Technical advancements in the field have made genome-wide association studies (GWAS) possible, which allow researchers to query a million or more genetic variants called Single Nucleotide Polymorphisms (SNPs), which are mutations at single points in the DNA within the genome. Such studies enable researchers to capture most of the variation observed in the human genome. So far, researchers have focused on studying genetic variants one at a time, to test their association with a certain disease. Unfortunately, these studies have identified only a few genetic variants that have been able to explain a moderate or large increase in disease risk. This highlights the importance of considering the genomic and environmental context of each SNP. Our search is motivated by the phenomenon of ‘epistasis’ – multiple interacting SNPs which have smaller individual effects on a phenotype and may display a larger effect via their interaction.
One of my projects focuses on studying interactions between genes that are highly associated with BMI, using innovative bioinformatics methods in addition to traditional biostatistics. Thus far, my work has identified 6 novel interactions between SNPs that were highly associated with BMI in a population of 18,686 individuals.

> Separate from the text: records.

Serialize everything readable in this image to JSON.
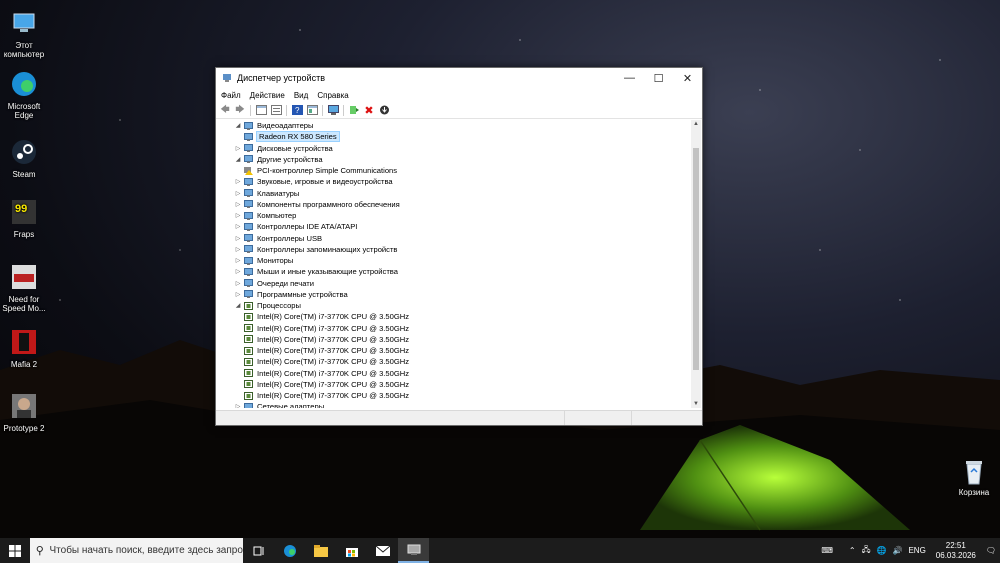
{
  "desktop": {
    "icons": [
      {
        "label": "Этот компьютер",
        "icon": "this-pc-icon"
      },
      {
        "label": "Microsoft Edge",
        "icon": "edge-icon"
      },
      {
        "label": "Steam",
        "icon": "steam-icon"
      },
      {
        "label": "Fraps",
        "icon": "fraps-icon"
      },
      {
        "label": "Need for Speed Mo...",
        "icon": "nfs-icon"
      },
      {
        "label": "Mafia 2",
        "icon": "mafia-icon"
      },
      {
        "label": "Prototype 2",
        "icon": "prototype-icon"
      }
    ],
    "recycle_bin": "Корзина"
  },
  "window": {
    "title": "Диспетчер устройств",
    "menu": [
      "Файл",
      "Действие",
      "Вид",
      "Справка"
    ],
    "tree": [
      {
        "label": "Видеоадаптеры",
        "level": 0,
        "expanded": true
      },
      {
        "label": "Radeon RX 580 Series",
        "level": 1,
        "selected": true
      },
      {
        "label": "Дисковые устройства",
        "level": 0,
        "expanded": false
      },
      {
        "label": "Другие устройства",
        "level": 0,
        "expanded": true
      },
      {
        "label": "PCI-контроллер Simple Communications",
        "level": 1,
        "warning": true
      },
      {
        "label": "Звуковые, игровые и видеоустройства",
        "level": 0,
        "expanded": false
      },
      {
        "label": "Клавиатуры",
        "level": 0,
        "expanded": false
      },
      {
        "label": "Компоненты программного обеспечения",
        "level": 0,
        "expanded": false
      },
      {
        "label": "Компьютер",
        "level": 0,
        "expanded": false
      },
      {
        "label": "Контроллеры IDE ATA/ATAPI",
        "level": 0,
        "expanded": false
      },
      {
        "label": "Контроллеры USB",
        "level": 0,
        "expanded": false
      },
      {
        "label": "Контроллеры запоминающих устройств",
        "level": 0,
        "expanded": false
      },
      {
        "label": "Мониторы",
        "level": 0,
        "expanded": false
      },
      {
        "label": "Мыши и иные указывающие устройства",
        "level": 0,
        "expanded": false
      },
      {
        "label": "Очереди печати",
        "level": 0,
        "expanded": false
      },
      {
        "label": "Программные устройства",
        "level": 0,
        "expanded": false
      },
      {
        "label": "Процессоры",
        "level": 0,
        "expanded": true
      },
      {
        "label": "Intel(R) Core(TM) i7-3770K CPU @ 3.50GHz",
        "level": 1
      },
      {
        "label": "Intel(R) Core(TM) i7-3770K CPU @ 3.50GHz",
        "level": 1
      },
      {
        "label": "Intel(R) Core(TM) i7-3770K CPU @ 3.50GHz",
        "level": 1
      },
      {
        "label": "Intel(R) Core(TM) i7-3770K CPU @ 3.50GHz",
        "level": 1
      },
      {
        "label": "Intel(R) Core(TM) i7-3770K CPU @ 3.50GHz",
        "level": 1
      },
      {
        "label": "Intel(R) Core(TM) i7-3770K CPU @ 3.50GHz",
        "level": 1
      },
      {
        "label": "Intel(R) Core(TM) i7-3770K CPU @ 3.50GHz",
        "level": 1
      },
      {
        "label": "Intel(R) Core(TM) i7-3770K CPU @ 3.50GHz",
        "level": 1
      },
      {
        "label": "Сетевые адаптеры",
        "level": 0,
        "expanded": false
      }
    ]
  },
  "taskbar": {
    "search_placeholder": "Чтобы начать поиск, введите здесь запрос",
    "language": "ENG",
    "time": "22:51",
    "date": "06.03.2026"
  }
}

However, the culmination of our work lies in predictive, personalized, and precision medicine – where we can ultimately use genetic information to predict an individual’s chance of developing obesity. With the advent of new technologies, personal genetic testing kits have become inexpensive and widely available to consumers. The Graduate Alumni Research Award enabled me to submit a DNA sample for personal genetic testing. This process furthered my understanding of the effects of personalized medicine on a consumer or patient. I was able to experience first-hand the decision making process involved in agreeing to undergo genetic testing. Specifically, I was able to identify important issues for an individual to consider – such as concerns regarding privacy, data ownership, genetic discrimination, and how to interpret and utilize the data provided in the test results. Ultimately, I was not only able to appreciate the utility and consequences of our research, but also recognize that there is still much to be done in interpreting the complex relationship between an individual’s genotype, environment and phenotype.